One type of uneasiness is so common it has a name, impostor syndrome, just happens to have been coined in Atlanta by some great female research psychologists. As Aly Merritt pointed out in her talk on impostor syndrome, it is a reflection of the reality that surrounds you; so it’ll only be by creating the kind of environments that resist it that we can fight it. April Wensel later pointed an agile prime directive we should all, in this context, take to heart: “You are always doing your best, given the circumstances.” What I’m getting at is this: the act of doing will be enough in itself and we call all get on to cool things we’ve learned or made. We get so caught up in fighting for our own legitimacy that we can’t fight as hard for a product or a business. There will be so much less fighting when we get where we need to be.
Compassion & empathy underscore so much of how tech should feel, a kind of UX research among ourselves we all need to do. April Wensel, Founder of Compassionate Coding, and disclaimer, a friend of mine, gave a great talk on this very subject. The tools we pull from compassion can go a long way in helping us practice inclusion; taking time to slow down, notice suffering, investigating it, and then taking action to alleviate it.
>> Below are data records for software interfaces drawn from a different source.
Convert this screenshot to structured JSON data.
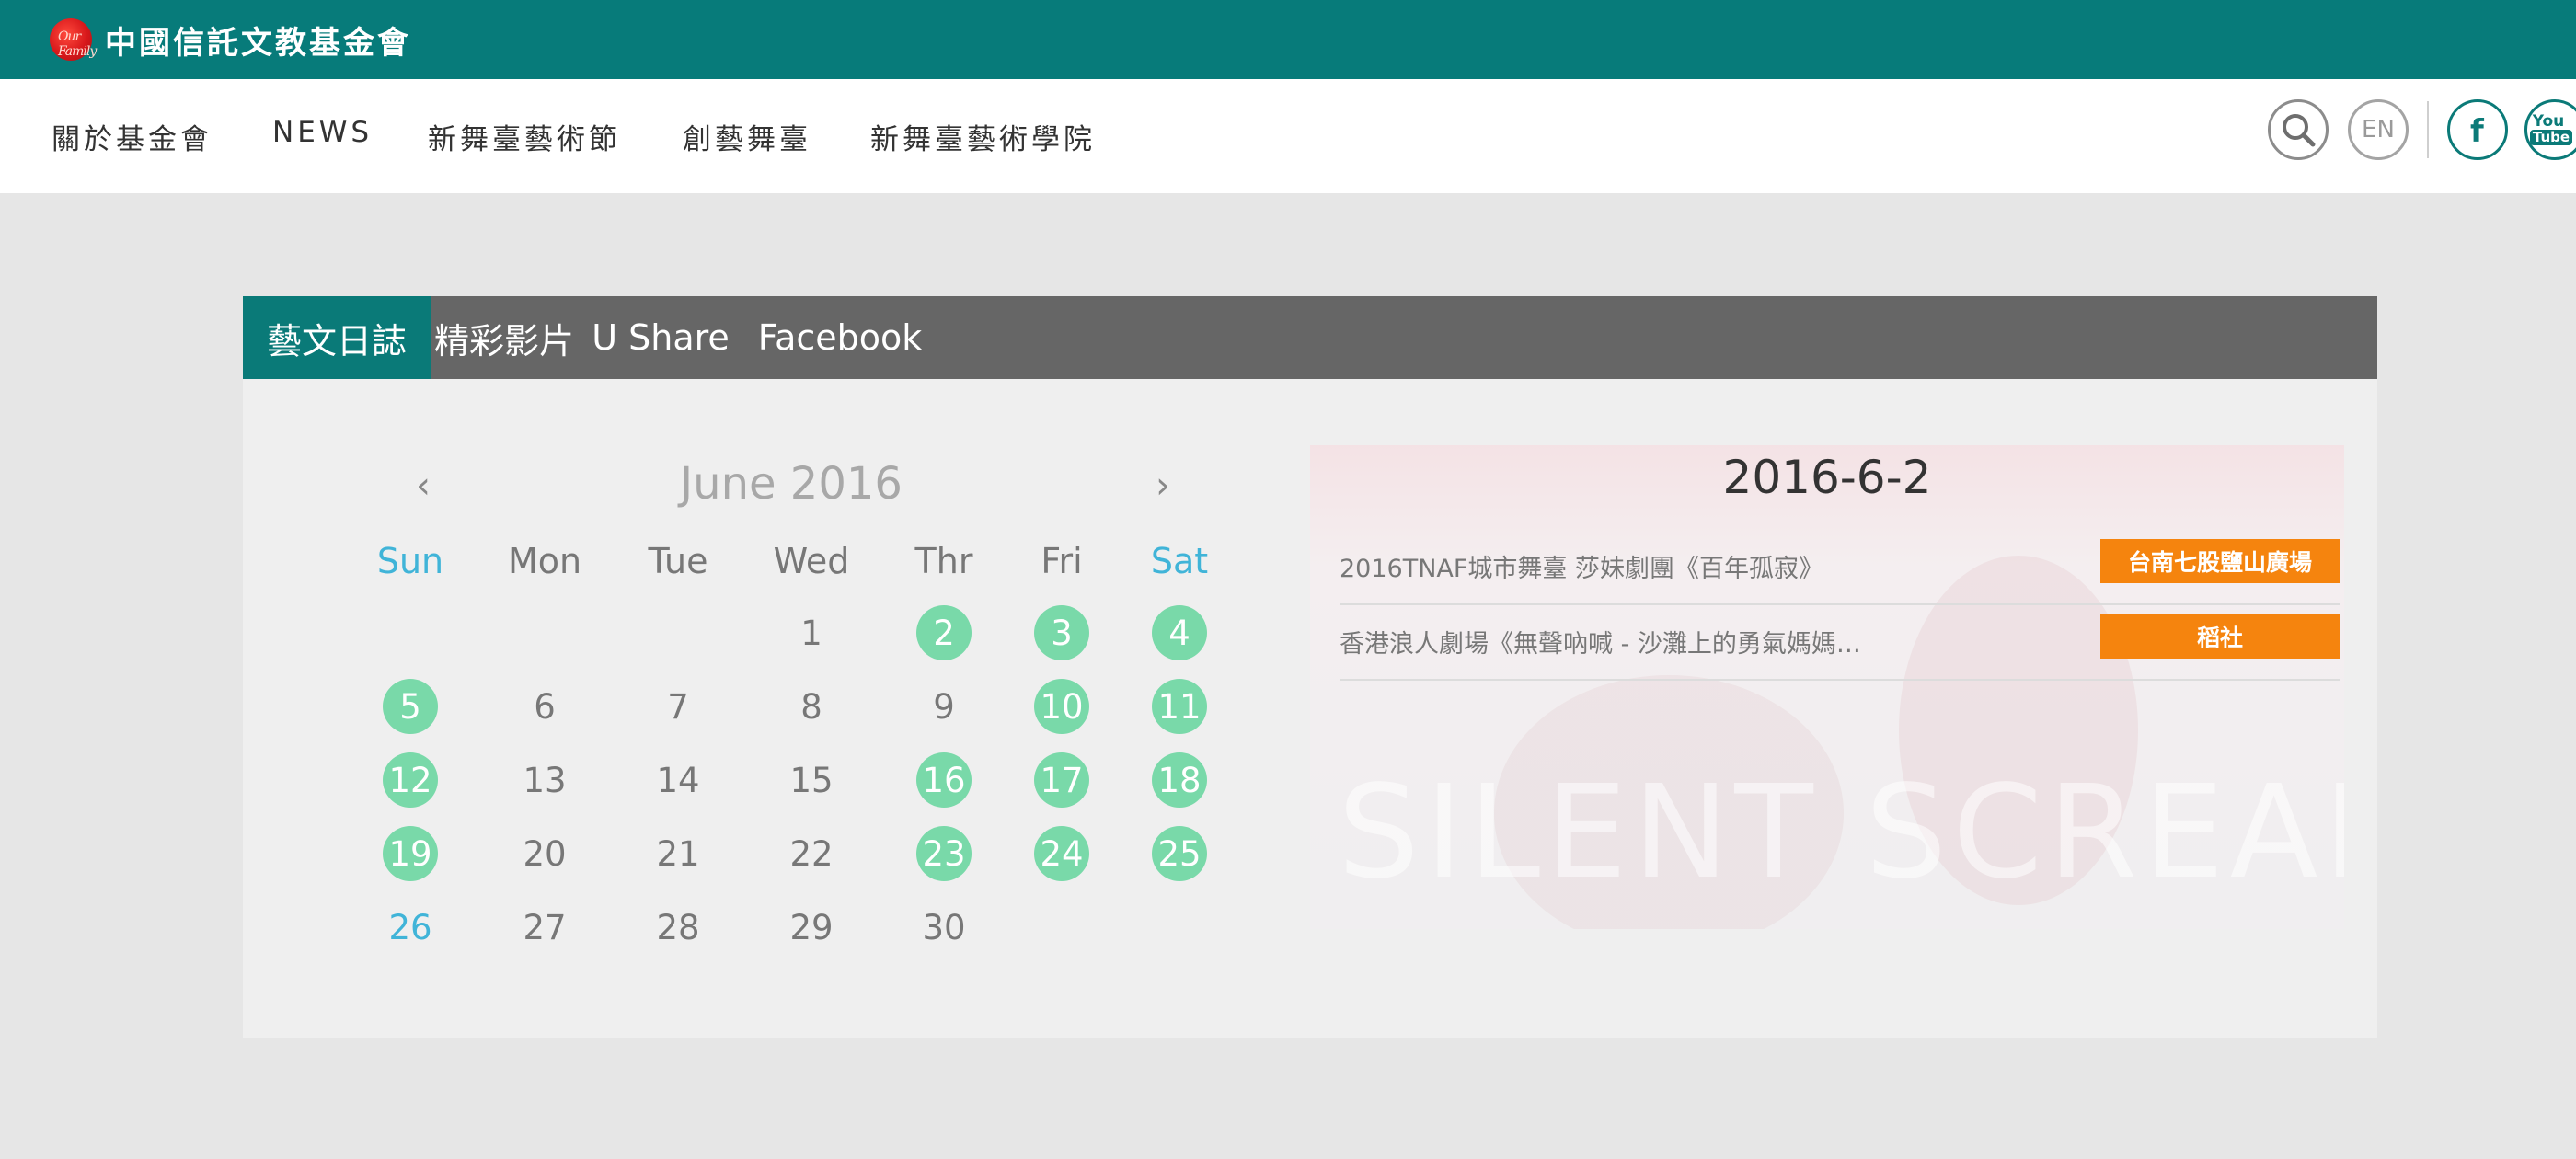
{
  "header": {
    "logo_text": "中國信託文教基金會",
    "logo_badge_text": "Our Family"
  },
  "nav": {
    "items": [
      "關於基金會",
      "NEWS",
      "新舞臺藝術節",
      "創藝舞臺",
      "新舞臺藝術學院"
    ],
    "icons": [
      "search-icon",
      "language-en-icon",
      "facebook-icon",
      "youtube-icon"
    ],
    "lang_label": "EN",
    "youtube_label_top": "You",
    "youtube_label_bottom": "Tube"
  },
  "tabs": [
    "藝文日誌",
    "精彩影片",
    "U Share",
    "Facebook"
  ],
  "calendar": {
    "month_title": "June 2016",
    "prev_label": "‹",
    "next_label": "›",
    "weekdays": [
      "Sun",
      "Mon",
      "Tue",
      "Wed",
      "Thr",
      "Fri",
      "Sat"
    ],
    "weeks": [
      [
        "",
        "",
        "",
        "1",
        "2",
        "3",
        "4"
      ],
      [
        "5",
        "6",
        "7",
        "8",
        "9",
        "10",
        "11"
      ],
      [
        "12",
        "13",
        "14",
        "15",
        "16",
        "17",
        "18"
      ],
      [
        "19",
        "20",
        "21",
        "22",
        "23",
        "24",
        "25"
      ],
      [
        "26",
        "27",
        "28",
        "29",
        "30",
        "",
        ""
      ]
    ],
    "event_days": [
      "2",
      "3",
      "4",
      "5",
      "10",
      "11",
      "12",
      "16",
      "17",
      "18",
      "19",
      "23",
      "24",
      "25"
    ]
  },
  "events": {
    "date": "2016-6-2",
    "items": [
      {
        "title": "2016TNAF城市舞臺 莎妹劇團《百年孤寂》",
        "venue": "台南七股鹽山廣場"
      },
      {
        "title": "香港浪人劇場《無聲吶喊 - 沙灘上的勇氣媽媽…",
        "venue": "稻社"
      }
    ],
    "background_text": "SILENT SCREAM"
  },
  "colors": {
    "brand_teal": "#077b7a",
    "tab_bar": "#666666",
    "event_day": "#79d9a9",
    "weekend_text": "#40b4d8",
    "venue_tag": "#f5840e"
  }
}
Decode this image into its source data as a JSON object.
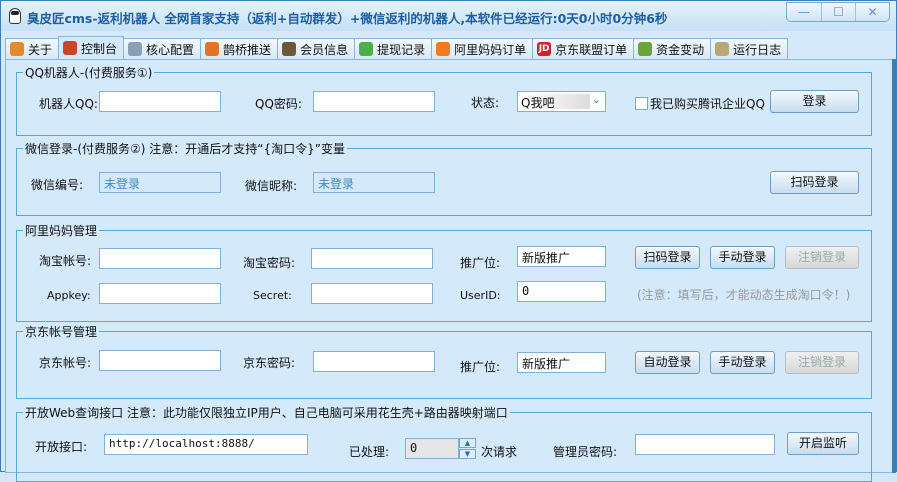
{
  "window": {
    "title": "臭皮匠cms-返利机器人 全网首家支持（返利+自动群发）+微信返利的机器人,本软件已经运行:0天0小时0分钟6秒",
    "minimize": "—",
    "maximize": "☐",
    "close": "✕"
  },
  "tabs": [
    {
      "label": "关于",
      "icon": "home-icon",
      "color": "#e58a2a"
    },
    {
      "label": "控制台",
      "icon": "shield-icon",
      "color": "#c9462a"
    },
    {
      "label": "核心配置",
      "icon": "config-icon",
      "color": "#8aa0b8"
    },
    {
      "label": "鹊桥推送",
      "icon": "clock-icon",
      "color": "#e0742a"
    },
    {
      "label": "会员信息",
      "icon": "user-icon",
      "color": "#6b5a3a"
    },
    {
      "label": "提现记录",
      "icon": "check-icon",
      "color": "#4bb04b"
    },
    {
      "label": "阿里妈妈订单",
      "icon": "alimama-icon",
      "color": "#f07a22"
    },
    {
      "label": "京东联盟订单",
      "icon": "jd-icon",
      "color": "#d4202a"
    },
    {
      "label": "资金变动",
      "icon": "money-icon",
      "color": "#6aa53a"
    },
    {
      "label": "运行日志",
      "icon": "log-icon",
      "color": "#b8a878"
    }
  ],
  "qq": {
    "title": "QQ机器人-(付费服务①)",
    "robot_qq_label": "机器人QQ:",
    "robot_qq": "",
    "pwd_label": "QQ密码:",
    "pwd": "",
    "status_label": "状态:",
    "status": "Q我吧",
    "enterprise_label": "我已购买腾讯企业QQ",
    "login": "登录"
  },
  "wechat": {
    "title": "微信登录-(付费服务②)  注意：开通后才支持“{淘口令}”变量",
    "id_label": "微信编号:",
    "id": "未登录",
    "nick_label": "微信昵称:",
    "nick": "未登录",
    "scan": "扫码登录"
  },
  "alimama": {
    "title": "阿里妈妈管理",
    "account_label": "淘宝帐号:",
    "pwd_label": "淘宝密码:",
    "pid_label": "推广位:",
    "pid": "新版推广",
    "scan": "扫码登录",
    "manual": "手动登录",
    "logout": "注销登录",
    "appkey_label": "Appkey:",
    "secret_label": "Secret:",
    "userid_label": "UserID:",
    "userid": "0",
    "note": "(注意：填写后，才能动态生成淘口令！)"
  },
  "jd": {
    "title": "京东帐号管理",
    "account_label": "京东帐号:",
    "pwd_label": "京东密码:",
    "pid_label": "推广位:",
    "pid": "新版推广",
    "auto": "自动登录",
    "manual": "手动登录",
    "logout": "注销登录"
  },
  "web": {
    "title": "开放Web查询接口 注意：此功能仅限独立IP用户、自己电脑可采用花生壳+路由器映射端口",
    "port_label": "开放接口:",
    "url": "http://localhost:8888/",
    "processed_label": "已处理:",
    "processed": "0",
    "unit": "次请求",
    "admin_label": "管理员密码:",
    "admin": "",
    "listen": "开启监听"
  }
}
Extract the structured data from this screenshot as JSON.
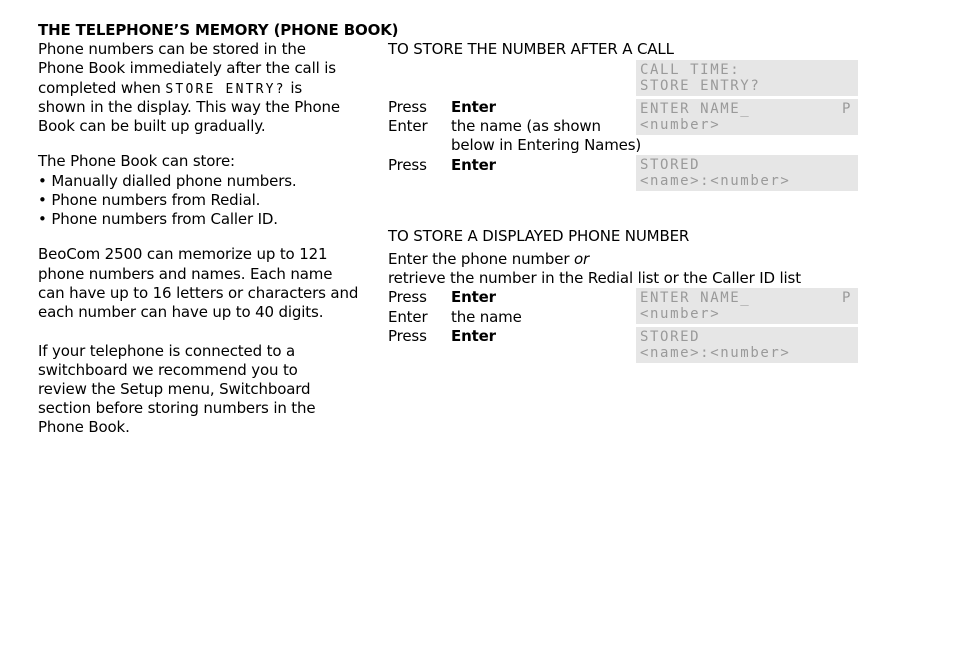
{
  "left_column": {
    "heading": "THE TELEPHONE’S MEMORY (PHONE BOOK)",
    "intro_lines": [
      "Phone numbers can be stored in the",
      "Phone Book immediately after the call is"
    ],
    "intro_line3_prefix": "completed when ",
    "intro_line3_display": "STORE ENTRY?",
    "intro_line3_suffix": " is",
    "intro_tail_lines": [
      "shown in the display. This way the Phone",
      "Book can be built up gradually."
    ],
    "store_heading": "The Phone Book can store:",
    "store_items": [
      "• Manually dialled phone numbers.",
      "• Phone numbers from Redial.",
      "• Phone numbers from Caller ID."
    ],
    "capacity_lines": [
      "BeoCom 2500 can memorize up to 121",
      "phone numbers and names. Each name",
      "can have up to 16 letters or characters and",
      "each number can have up to 40 digits."
    ],
    "switchboard_lines": [
      "If your telephone is connected to a",
      "switchboard we recommend you to",
      "review the Setup menu, Switchboard",
      "section before storing numbers in the",
      "Phone Book."
    ]
  },
  "section_after_call": {
    "heading": "TO STORE THE NUMBER AFTER A CALL",
    "steps": [
      {
        "action": "Press",
        "detail": "Enter",
        "bold": true
      },
      {
        "action": "Enter",
        "detail": "the name (as shown",
        "bold": false
      },
      {
        "action": "",
        "detail": "below in Entering Names)",
        "bold": false
      },
      {
        "action": "Press",
        "detail": "Enter",
        "bold": true
      }
    ],
    "displays": [
      {
        "line1": "CALL TIME:",
        "line2": "STORE ENTRY?",
        "right": ""
      },
      {
        "line1": "ENTER NAME_",
        "line2": "<number>",
        "right": "P"
      },
      {
        "line1": "STORED",
        "line2": "<name>:<number>",
        "right": ""
      }
    ]
  },
  "section_displayed": {
    "heading": "TO STORE A DISPLAYED PHONE NUMBER",
    "intro_line1_prefix": "Enter the phone number ",
    "intro_line1_italic": "or",
    "intro_line2": "retrieve the number in the Redial list or the Caller ID list",
    "steps": [
      {
        "action": "Press",
        "detail": "Enter",
        "bold": true
      },
      {
        "action": "Enter",
        "detail": "the name",
        "bold": false
      },
      {
        "action": "Press",
        "detail": "Enter",
        "bold": true
      }
    ],
    "displays": [
      {
        "line1": "ENTER NAME_",
        "line2": "<number>",
        "right": "P"
      },
      {
        "line1": "STORED",
        "line2": "<name>:<number>",
        "right": ""
      }
    ]
  }
}
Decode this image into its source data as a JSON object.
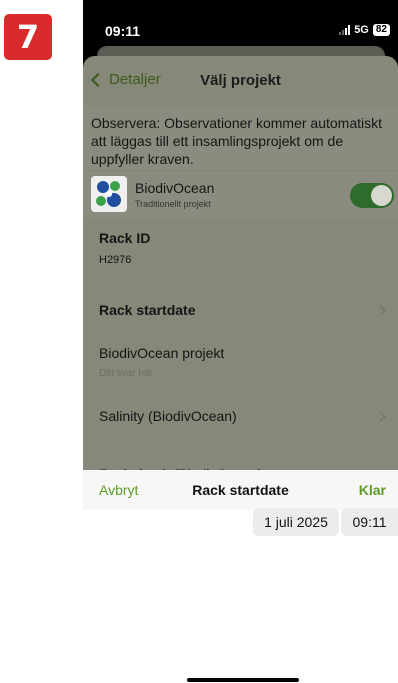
{
  "step_badge": "7",
  "status_bar": {
    "time": "09:11",
    "network": "5G",
    "battery": "82"
  },
  "nav": {
    "back_label": "Detaljer",
    "title": "Välj projekt"
  },
  "info_text": "Observera: Observationer kommer automatiskt att läggas till ett insamlingsprojekt om de uppfyller kraven.",
  "project": {
    "name": "BiodivOcean",
    "subtitle": "Traditionellt projekt",
    "enabled": true
  },
  "fields": [
    {
      "label": "Rack ID",
      "value": "H2976"
    },
    {
      "label": "Rack startdate"
    },
    {
      "label": "BiodivOcean projekt",
      "placeholder": "Ditt svar här"
    },
    {
      "label": "Salinity (BiodivOcean)"
    },
    {
      "label": "Rack depth (BiodivOcean)"
    }
  ],
  "picker": {
    "cancel_label": "Avbryt",
    "title": "Rack startdate",
    "done_label": "Klar",
    "date": "1 juli 2025",
    "time": "09:11"
  },
  "colors": {
    "accent_green": "#5e9a2a",
    "overlay": "#86887a",
    "badge_red": "#d92b2b"
  }
}
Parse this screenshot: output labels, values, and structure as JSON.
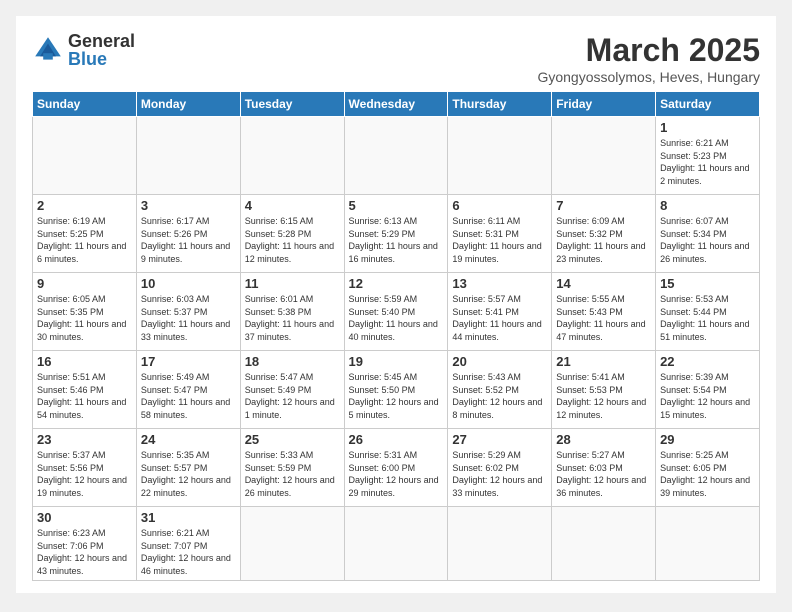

What Tech Will Accomplish
Multiple studies have shown that diverse teams make better, more profitable products. While those bottom lines are good alone, We RISE contained multiple reminders of technology’s original purpose: to make the lives of all people better, and as we move forward, to make folks happy.
And, at the end of the day, you will be a maker, doing what you love.
At it’s core We RISE was about the actual tech; the majority of what went on was pure excitement for technical concepts, the love of learning we all share in this industry. Passing interactions were where the purest expression of passion for our craft took place: pulling out a laptop to explain React routing, making a friend at breakfast and then going to the same workshop, leaving that workshop ready to explore Express & Node further, planning a hilarious Twitter bot…
Next year I hope to see more true allies (accomplices), more mothers with babies, more fathers bringing their daughters,and more gender diverse folks. And finally, what the hell, next year I may even submit a talk.